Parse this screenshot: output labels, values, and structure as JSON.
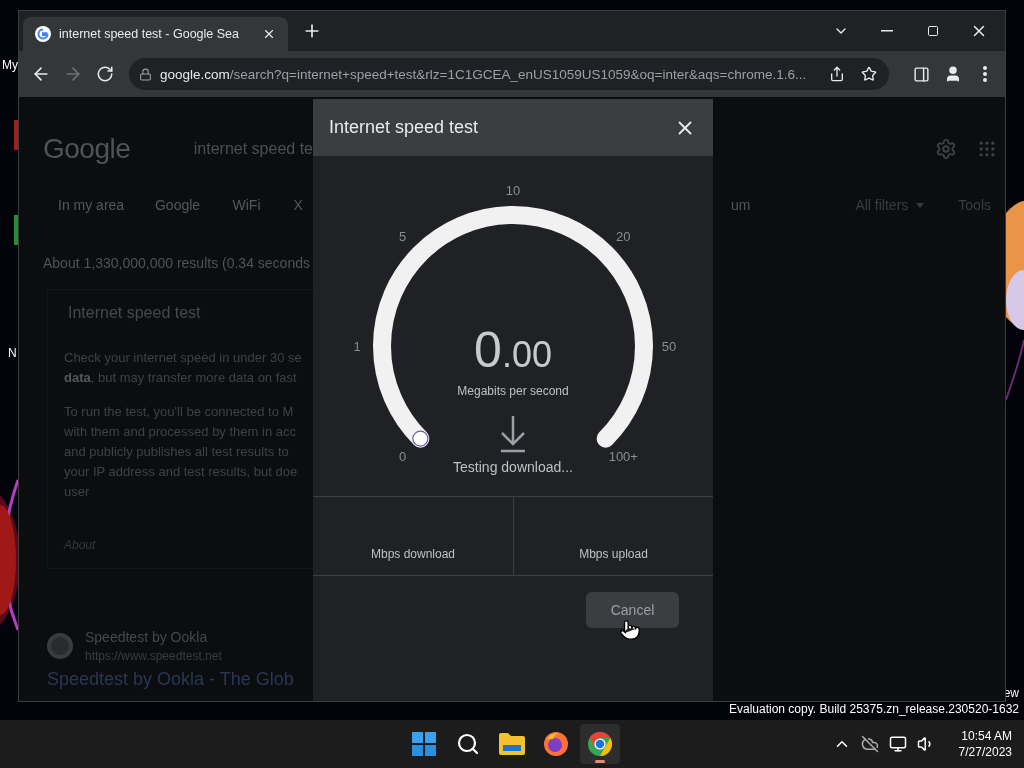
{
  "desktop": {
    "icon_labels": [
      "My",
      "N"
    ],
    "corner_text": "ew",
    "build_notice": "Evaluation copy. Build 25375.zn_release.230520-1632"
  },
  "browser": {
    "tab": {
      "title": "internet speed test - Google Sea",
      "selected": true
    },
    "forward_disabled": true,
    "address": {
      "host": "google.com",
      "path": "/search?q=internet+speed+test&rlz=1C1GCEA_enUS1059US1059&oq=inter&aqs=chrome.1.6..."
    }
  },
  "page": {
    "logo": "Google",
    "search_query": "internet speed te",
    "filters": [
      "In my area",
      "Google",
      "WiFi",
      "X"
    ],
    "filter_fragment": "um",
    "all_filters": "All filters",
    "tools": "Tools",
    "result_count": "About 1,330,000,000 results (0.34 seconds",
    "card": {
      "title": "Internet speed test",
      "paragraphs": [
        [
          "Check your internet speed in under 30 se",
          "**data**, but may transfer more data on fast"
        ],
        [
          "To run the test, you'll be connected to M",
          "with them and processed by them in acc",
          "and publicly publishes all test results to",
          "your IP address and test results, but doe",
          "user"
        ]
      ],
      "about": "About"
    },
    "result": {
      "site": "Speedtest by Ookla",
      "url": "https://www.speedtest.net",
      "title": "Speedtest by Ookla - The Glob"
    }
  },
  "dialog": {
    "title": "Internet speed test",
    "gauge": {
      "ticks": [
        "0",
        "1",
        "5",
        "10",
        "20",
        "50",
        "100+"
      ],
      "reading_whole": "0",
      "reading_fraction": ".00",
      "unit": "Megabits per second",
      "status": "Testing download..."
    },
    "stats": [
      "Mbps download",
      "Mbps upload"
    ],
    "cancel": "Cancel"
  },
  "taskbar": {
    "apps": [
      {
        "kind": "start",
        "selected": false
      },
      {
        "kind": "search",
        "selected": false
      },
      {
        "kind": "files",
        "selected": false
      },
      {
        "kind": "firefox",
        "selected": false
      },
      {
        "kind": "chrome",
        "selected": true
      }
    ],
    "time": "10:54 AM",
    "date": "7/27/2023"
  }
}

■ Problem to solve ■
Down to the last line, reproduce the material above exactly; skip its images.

■ Task result ■
Parse this screenshot: output labels, values, and structure as JSON.
{
  "desktop": {
    "icon_labels": [
      "My",
      "N"
    ],
    "corner_text": "ew",
    "build_notice": "Evaluation copy. Build 25375.zn_release.230520-1632"
  },
  "browser": {
    "tab": {
      "title": "internet speed test - Google Sea",
      "selected": true
    },
    "forward_disabled": true,
    "address": {
      "host": "google.com",
      "path": "/search?q=internet+speed+test&rlz=1C1GCEA_enUS1059US1059&oq=inter&aqs=chrome.1.6..."
    }
  },
  "page": {
    "logo": "Google",
    "search_query": "internet speed te",
    "filters": [
      "In my area",
      "Google",
      "WiFi",
      "X"
    ],
    "filter_fragment": "um",
    "all_filters": "All filters",
    "tools": "Tools",
    "result_count": "About 1,330,000,000 results (0.34 seconds",
    "card": {
      "title": "Internet speed test",
      "paragraphs": [
        [
          "Check your internet speed in under 30 se",
          "**data**, but may transfer more data on fast"
        ],
        [
          "To run the test, you'll be connected to M",
          "with them and processed by them in acc",
          "and publicly publishes all test results to",
          "your IP address and test results, but doe",
          "user"
        ]
      ],
      "about": "About"
    },
    "result": {
      "site": "Speedtest by Ookla",
      "url": "https://www.speedtest.net",
      "title": "Speedtest by Ookla - The Glob"
    }
  },
  "dialog": {
    "title": "Internet speed test",
    "gauge": {
      "ticks": [
        "0",
        "1",
        "5",
        "10",
        "20",
        "50",
        "100+"
      ],
      "reading_whole": "0",
      "reading_fraction": ".00",
      "unit": "Megabits per second",
      "status": "Testing download..."
    },
    "stats": [
      "Mbps download",
      "Mbps upload"
    ],
    "cancel": "Cancel"
  },
  "taskbar": {
    "apps": [
      {
        "kind": "start",
        "selected": false
      },
      {
        "kind": "search",
        "selected": false
      },
      {
        "kind": "files",
        "selected": false
      },
      {
        "kind": "firefox",
        "selected": false
      },
      {
        "kind": "chrome",
        "selected": true
      }
    ],
    "time": "10:54 AM",
    "date": "7/27/2023"
  }
}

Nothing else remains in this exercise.